Gov. Kevin Stitt’s proposed plan for regulated sports betting in Oklahoma is being opposed by state tribes as they believe it violates their gaming compacts and rights to exclusively offer wagering in the state. Stitt’s plan, which was first announced last year, proposes to allow retail sports betting in the state at tribal casinos and gaming establishments while online wagering would be offered through the Oklahoma Lottery Commission (OLC).
Stitt’s plan calls for wagering at brick-and-mortar sportsbooks to be taxed at a 15% rate, while online wagering would see a 20% rate for operators that pay a $100,000 annual license fee.
Tribes in Oklahoma have opposed this plan, which calls for no college prop betting, as it puts them in direct competition with commercial sportsbooks and takes away their exclusive right to offer regulated wagering in the state following the renewal of gaming compacts in 2020.
The tribes maintained their gaming compacts in 2020 following contentious legal proceedings that saw the United States District Court for the Western District of Oklahoma rule that gaming compacts automatically renewed for 15 years. Tribes had previously sued Stitt, who said they expired.
Oklahoma’s tribes continued to be at odds with Stitt as he crafted his plan for sports betting.

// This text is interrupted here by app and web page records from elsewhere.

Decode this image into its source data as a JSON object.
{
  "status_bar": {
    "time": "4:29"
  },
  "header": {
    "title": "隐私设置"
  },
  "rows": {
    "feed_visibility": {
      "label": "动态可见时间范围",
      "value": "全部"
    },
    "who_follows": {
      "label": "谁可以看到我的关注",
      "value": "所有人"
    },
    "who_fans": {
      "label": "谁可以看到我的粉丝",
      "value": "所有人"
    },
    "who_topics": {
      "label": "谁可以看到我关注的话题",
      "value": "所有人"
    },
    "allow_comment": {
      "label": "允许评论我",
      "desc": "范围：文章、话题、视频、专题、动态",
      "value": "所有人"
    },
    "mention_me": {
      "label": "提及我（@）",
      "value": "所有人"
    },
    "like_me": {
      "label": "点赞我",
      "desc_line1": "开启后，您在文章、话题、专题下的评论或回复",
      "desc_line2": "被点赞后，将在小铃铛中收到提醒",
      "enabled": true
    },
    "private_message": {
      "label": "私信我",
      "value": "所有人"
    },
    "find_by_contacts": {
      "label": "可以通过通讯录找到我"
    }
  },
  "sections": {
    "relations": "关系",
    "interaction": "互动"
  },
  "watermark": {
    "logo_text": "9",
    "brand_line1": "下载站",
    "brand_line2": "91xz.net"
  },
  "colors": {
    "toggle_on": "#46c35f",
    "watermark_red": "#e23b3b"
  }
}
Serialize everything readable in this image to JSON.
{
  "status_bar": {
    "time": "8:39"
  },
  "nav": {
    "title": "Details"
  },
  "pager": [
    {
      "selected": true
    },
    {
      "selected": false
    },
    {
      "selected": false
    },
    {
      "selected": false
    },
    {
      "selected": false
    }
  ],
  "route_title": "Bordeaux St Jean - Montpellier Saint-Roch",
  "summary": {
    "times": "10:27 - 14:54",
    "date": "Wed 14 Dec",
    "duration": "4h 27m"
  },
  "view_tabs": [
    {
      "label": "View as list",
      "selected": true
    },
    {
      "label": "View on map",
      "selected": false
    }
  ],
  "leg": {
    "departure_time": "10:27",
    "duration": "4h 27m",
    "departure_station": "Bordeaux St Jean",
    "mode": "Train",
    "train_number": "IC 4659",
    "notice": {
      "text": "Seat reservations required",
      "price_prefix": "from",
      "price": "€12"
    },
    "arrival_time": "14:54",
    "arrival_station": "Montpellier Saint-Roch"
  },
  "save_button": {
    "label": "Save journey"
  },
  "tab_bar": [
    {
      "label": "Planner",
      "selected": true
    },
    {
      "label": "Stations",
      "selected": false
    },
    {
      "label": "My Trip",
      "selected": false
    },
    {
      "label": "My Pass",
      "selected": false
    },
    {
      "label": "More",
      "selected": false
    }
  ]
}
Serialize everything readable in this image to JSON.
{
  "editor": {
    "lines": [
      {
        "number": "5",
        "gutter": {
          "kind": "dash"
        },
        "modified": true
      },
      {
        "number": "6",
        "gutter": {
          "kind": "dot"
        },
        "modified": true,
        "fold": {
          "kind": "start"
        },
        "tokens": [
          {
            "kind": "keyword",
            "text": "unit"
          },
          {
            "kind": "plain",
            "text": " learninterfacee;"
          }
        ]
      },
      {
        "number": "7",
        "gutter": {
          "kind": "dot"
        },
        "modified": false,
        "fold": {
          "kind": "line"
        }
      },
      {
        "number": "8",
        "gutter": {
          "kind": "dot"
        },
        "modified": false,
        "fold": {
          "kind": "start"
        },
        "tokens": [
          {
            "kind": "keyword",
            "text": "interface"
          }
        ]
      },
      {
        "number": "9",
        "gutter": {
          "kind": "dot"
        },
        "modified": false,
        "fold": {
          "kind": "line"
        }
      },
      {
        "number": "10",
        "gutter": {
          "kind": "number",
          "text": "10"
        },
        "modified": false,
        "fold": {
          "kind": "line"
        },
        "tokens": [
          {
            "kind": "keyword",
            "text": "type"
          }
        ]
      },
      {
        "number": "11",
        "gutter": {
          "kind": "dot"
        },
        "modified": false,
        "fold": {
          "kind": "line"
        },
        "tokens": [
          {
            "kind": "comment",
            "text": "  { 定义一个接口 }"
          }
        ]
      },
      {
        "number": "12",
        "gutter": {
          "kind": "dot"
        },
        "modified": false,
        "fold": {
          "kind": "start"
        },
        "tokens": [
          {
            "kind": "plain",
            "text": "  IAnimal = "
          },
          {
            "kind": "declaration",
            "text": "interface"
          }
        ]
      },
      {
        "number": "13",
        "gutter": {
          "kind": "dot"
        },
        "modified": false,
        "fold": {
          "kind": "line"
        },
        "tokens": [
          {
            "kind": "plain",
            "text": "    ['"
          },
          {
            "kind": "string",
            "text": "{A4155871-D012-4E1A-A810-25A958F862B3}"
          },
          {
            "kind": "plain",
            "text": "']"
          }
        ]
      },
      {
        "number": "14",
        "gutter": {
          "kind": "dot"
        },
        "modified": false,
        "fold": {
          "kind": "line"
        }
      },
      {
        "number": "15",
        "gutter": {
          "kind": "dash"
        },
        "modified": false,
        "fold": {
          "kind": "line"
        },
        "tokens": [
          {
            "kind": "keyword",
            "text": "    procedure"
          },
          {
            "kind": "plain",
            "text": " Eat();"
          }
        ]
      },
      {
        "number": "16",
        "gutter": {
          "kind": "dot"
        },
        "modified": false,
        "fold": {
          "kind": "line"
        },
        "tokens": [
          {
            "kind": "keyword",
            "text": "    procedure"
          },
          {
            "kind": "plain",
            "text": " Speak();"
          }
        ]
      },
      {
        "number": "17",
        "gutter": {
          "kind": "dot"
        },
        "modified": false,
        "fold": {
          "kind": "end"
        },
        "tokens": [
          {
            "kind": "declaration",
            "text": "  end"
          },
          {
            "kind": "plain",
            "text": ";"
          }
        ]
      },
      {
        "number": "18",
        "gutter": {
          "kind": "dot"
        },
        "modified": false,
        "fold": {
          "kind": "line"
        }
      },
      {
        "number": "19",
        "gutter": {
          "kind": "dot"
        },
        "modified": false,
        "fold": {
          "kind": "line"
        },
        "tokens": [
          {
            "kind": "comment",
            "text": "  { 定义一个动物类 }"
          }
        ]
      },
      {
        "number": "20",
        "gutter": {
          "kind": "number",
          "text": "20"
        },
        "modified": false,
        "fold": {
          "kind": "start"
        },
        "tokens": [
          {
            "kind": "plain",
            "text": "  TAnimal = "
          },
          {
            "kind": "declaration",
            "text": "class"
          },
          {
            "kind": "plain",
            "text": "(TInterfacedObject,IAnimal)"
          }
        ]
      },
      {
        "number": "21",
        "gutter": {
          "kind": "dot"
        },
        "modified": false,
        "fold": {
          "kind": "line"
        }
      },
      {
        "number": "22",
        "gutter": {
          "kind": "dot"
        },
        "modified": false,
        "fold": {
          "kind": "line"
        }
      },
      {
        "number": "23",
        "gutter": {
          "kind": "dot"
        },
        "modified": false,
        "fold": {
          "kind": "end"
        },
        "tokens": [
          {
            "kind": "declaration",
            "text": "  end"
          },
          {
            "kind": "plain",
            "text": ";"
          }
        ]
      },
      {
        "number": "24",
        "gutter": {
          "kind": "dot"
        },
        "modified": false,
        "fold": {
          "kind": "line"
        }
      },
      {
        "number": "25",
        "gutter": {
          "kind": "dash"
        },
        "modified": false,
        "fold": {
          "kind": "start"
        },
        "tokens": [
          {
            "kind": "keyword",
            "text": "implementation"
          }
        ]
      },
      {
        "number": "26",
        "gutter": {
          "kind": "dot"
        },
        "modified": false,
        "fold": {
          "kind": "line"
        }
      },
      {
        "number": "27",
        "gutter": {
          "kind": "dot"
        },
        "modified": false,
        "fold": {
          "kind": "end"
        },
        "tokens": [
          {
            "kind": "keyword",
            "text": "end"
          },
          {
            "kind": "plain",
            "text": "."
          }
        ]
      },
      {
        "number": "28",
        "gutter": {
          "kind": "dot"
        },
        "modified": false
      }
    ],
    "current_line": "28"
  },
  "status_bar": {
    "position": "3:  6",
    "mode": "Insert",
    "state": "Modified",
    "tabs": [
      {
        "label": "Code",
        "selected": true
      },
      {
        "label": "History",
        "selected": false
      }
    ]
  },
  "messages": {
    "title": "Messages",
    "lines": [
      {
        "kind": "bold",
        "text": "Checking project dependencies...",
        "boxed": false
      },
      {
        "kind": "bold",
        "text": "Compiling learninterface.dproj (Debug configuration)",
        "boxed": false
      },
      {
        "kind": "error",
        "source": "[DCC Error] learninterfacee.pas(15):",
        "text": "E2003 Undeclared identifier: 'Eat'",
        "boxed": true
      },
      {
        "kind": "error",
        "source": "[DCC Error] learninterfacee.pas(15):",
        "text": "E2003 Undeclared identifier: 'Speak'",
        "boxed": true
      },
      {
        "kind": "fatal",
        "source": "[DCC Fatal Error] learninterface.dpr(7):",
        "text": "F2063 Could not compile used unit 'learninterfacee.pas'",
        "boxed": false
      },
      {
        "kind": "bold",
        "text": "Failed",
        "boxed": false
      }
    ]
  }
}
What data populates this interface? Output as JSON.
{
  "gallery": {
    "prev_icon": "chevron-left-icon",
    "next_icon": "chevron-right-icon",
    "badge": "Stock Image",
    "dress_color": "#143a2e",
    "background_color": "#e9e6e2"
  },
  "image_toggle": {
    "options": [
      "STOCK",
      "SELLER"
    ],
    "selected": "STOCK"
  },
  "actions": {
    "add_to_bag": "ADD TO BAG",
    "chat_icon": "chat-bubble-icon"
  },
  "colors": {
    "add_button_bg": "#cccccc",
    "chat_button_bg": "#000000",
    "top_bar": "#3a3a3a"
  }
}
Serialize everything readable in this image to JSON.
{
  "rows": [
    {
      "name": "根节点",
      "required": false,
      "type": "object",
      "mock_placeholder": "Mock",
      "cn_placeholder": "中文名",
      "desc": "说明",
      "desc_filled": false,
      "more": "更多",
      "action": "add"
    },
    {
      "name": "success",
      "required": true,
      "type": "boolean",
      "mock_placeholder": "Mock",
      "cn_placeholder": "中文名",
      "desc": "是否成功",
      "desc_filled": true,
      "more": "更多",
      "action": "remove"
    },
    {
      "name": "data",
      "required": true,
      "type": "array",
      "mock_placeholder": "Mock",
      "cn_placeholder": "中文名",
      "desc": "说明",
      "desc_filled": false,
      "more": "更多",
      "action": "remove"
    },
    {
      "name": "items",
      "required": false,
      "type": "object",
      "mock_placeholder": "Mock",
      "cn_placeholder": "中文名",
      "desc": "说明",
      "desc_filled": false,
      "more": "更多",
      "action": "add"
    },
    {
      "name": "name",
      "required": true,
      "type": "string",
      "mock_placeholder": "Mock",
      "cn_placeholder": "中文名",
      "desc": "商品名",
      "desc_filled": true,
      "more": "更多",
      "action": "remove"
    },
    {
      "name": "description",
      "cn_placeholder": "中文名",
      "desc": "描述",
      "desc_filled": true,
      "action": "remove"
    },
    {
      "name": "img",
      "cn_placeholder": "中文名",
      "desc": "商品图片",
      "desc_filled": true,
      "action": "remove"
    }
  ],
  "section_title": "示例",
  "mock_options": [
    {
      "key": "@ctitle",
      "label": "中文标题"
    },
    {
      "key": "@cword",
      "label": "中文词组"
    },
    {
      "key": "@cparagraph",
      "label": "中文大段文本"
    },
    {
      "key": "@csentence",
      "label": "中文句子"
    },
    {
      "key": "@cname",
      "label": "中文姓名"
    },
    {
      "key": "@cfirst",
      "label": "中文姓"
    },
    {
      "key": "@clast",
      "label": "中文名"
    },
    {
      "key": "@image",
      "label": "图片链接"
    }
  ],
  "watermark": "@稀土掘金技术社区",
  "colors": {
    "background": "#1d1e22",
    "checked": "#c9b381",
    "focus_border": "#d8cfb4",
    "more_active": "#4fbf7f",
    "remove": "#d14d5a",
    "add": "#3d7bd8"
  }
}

“The Oklahoma Indian Gaming Association was not consulted prior to Gov. Stitt releasing his sports betting plan,” said the non-profit organization last November. “The members of the OIGA have been preparing to receive an offer from the state on sports betting for the past couple of years, and while we appreciate Gov. Stitt finally joining the sports betting conversation, to date he has not engaged in meaningful and respectful government-to-government discussion with tribes.”
Oklahoma lawmakers making other attempts to authorize sports betting
Earlier this month, Sen. Casey Murdock introduced Senate Bill 1434, which proposes to allow federally recognized tribes in Oklahoma to offer sports betting through contracts with the state lottery. Online wagering would be permitted to retailers that are awarded a license by the OLC.
Retailers would be required to pay an initial $500,000 license fee with licenses renewed annually for $100,000. SB 1434, which had its second reading on Feb. 6, has been referred to the state’s Appropriations Committee.